§ **The problem**
Scan the entries below line by line and state how many lines contain the string "JSON", giving only the number.

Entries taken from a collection

§

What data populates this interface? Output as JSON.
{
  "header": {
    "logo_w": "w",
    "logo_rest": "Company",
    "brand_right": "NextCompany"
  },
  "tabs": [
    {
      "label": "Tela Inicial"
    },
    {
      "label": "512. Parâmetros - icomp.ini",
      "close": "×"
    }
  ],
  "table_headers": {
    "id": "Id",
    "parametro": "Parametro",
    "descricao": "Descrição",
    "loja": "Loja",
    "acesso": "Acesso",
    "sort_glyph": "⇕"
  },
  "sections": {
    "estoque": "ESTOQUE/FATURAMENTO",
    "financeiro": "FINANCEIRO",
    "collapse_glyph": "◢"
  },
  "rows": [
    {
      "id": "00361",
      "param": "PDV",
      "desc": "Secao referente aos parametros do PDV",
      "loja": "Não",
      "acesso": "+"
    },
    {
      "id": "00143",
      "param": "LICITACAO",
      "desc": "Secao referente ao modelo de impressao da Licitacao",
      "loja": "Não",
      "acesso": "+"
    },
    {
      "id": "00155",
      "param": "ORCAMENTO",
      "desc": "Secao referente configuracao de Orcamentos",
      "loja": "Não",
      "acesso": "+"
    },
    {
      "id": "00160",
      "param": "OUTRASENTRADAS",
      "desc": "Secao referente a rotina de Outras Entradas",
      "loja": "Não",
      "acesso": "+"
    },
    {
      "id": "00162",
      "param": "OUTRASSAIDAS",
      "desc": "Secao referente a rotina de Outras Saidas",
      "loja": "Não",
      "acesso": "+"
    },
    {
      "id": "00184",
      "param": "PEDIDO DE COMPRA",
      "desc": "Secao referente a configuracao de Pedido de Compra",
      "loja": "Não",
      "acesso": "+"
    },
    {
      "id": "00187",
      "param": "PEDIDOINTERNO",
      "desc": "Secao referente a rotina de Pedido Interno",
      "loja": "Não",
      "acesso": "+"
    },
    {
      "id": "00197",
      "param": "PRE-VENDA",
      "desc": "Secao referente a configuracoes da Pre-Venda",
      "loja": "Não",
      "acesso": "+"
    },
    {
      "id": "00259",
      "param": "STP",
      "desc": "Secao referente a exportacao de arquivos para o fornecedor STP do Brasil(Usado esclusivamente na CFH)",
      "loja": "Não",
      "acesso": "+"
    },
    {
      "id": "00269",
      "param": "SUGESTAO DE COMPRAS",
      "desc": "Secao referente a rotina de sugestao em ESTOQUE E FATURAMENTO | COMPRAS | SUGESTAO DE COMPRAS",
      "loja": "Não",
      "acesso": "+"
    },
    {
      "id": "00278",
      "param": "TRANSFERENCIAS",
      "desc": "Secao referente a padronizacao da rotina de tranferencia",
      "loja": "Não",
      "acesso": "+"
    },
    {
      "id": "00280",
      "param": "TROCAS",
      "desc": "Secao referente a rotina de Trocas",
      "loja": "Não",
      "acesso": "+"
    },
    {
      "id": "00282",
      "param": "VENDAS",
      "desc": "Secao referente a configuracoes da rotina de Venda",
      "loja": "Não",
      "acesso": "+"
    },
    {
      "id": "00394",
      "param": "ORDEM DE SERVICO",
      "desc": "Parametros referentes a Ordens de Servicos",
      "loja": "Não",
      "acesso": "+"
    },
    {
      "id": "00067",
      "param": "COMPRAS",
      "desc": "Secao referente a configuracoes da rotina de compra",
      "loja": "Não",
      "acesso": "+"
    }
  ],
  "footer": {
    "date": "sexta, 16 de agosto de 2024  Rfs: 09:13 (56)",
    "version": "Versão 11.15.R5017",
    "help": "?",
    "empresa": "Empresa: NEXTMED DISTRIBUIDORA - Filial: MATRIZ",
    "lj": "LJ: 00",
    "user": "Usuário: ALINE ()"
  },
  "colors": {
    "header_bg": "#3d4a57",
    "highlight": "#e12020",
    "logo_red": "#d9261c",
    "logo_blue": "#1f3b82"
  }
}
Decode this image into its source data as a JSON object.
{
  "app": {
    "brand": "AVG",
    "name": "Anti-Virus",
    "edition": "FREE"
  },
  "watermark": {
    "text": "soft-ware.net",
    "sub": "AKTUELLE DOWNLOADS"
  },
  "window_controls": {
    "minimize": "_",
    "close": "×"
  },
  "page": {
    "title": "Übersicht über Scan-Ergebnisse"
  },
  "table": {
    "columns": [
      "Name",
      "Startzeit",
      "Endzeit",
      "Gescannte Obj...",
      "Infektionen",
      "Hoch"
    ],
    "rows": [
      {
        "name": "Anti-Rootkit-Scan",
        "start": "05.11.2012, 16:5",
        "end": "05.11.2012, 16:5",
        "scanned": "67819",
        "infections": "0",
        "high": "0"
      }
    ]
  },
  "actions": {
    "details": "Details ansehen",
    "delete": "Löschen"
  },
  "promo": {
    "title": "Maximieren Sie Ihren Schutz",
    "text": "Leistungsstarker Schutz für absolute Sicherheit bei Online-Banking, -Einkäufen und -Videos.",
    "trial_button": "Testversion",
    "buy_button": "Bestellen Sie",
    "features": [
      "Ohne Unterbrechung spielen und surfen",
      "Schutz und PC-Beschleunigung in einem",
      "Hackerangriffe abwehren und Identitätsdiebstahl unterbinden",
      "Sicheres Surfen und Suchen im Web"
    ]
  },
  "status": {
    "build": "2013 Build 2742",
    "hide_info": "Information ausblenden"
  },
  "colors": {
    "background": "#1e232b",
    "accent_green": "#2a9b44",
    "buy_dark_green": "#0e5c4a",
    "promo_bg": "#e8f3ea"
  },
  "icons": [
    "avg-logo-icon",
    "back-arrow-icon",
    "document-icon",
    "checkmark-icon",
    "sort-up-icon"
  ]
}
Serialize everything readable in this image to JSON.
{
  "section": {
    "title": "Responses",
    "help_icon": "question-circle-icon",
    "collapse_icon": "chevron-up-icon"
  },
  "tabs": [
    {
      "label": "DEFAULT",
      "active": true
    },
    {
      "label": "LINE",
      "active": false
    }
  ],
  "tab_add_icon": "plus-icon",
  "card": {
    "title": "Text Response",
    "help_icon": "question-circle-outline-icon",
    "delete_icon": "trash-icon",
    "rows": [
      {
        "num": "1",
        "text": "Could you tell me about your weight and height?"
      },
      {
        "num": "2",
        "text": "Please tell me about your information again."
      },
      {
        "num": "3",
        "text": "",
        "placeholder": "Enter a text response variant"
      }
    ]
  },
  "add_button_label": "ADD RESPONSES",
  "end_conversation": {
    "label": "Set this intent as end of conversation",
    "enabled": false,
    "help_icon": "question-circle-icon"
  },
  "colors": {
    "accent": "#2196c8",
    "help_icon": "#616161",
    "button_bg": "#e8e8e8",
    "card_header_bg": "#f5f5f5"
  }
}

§

§ **Response box**
3